KIGALI (Reuters) - Rwanda has signed a deal with the African division of Portuguese construction firm Mota-Engil to build an international airport at a cost of $818 million, the company and government officials said.
They said the first phase of the airport, which is part of a push to attract more tourists and boost Rwanda as a conference destination, would cost $418 million and is expected to start in June next year and be completed by December 2018.
Rwanda's plans for the new Bugesera International Airport date back to 2011 when it first announced it was seeking bids from the private sector to design, build, finance, maintain and operate the airport through a 25-year concession.
"The first phase is for 1.7 million passengers (per year) capacity and it gets all infrastructure associated for $418 million," Mota-Engil Africa Chief Executive Officer Manuel Antonio Mota told reporters late on Thursday after signing an agreement with government officials.
Rwanda said in a statement that Mota-Engil would operate the airport for 25 years, with an option to extend another 15 years.
When it first sought bids, the government said the first phase would involve building passenger and cargo terminals and a 4.2 km runway to handle large commercial airplanes, while the second phase would be for a second runway and more terminals.
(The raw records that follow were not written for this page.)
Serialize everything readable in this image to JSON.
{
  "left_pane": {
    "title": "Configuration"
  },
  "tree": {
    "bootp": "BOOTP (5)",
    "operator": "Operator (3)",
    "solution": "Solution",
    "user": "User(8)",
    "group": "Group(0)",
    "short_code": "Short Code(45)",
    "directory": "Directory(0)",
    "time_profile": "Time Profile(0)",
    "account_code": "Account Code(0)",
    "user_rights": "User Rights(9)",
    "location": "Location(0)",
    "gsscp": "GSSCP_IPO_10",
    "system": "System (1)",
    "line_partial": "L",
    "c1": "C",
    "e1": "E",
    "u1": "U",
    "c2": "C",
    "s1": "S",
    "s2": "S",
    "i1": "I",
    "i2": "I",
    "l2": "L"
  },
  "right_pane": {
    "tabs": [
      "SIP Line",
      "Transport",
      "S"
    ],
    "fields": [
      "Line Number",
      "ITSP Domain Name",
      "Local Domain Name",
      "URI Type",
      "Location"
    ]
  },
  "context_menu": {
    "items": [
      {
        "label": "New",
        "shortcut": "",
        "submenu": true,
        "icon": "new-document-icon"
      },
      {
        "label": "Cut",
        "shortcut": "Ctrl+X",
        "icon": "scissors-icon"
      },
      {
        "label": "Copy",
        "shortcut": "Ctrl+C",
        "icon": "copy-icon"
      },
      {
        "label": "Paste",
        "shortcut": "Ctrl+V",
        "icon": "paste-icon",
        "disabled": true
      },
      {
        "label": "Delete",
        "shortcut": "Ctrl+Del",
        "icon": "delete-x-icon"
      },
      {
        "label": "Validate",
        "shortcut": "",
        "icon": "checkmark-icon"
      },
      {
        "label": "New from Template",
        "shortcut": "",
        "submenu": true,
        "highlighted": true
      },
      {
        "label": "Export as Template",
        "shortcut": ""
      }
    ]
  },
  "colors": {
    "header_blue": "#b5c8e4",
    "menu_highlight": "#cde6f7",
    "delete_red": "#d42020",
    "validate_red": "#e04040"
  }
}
Mota-Engil said the second phase costing $400 million was expected to raise the airport's handling capacity to 4.5 million passengers per year.
Neither Mota-Engil nor the government said when the second phase would start.
The existing international airport in the capital Kigali has an annual capacity of 1.6 million, according to the Rwanda Civil Aviation Authority, though it has little scope for expansion.
"Bugesera International Airport is coming in at the time when it is badly needed because we all know that the current airport capacity is not matching the growth of our traffic in terms of aircrafts, in terms of passengers," James Musoni, Rwanda's minister for infrastructure, said.
The coffee and tea producing country expects its economy to grow 6 percent this year and 2017 and then 6.5 percent in 2018.
Editing by George Obulutsa and David Clarke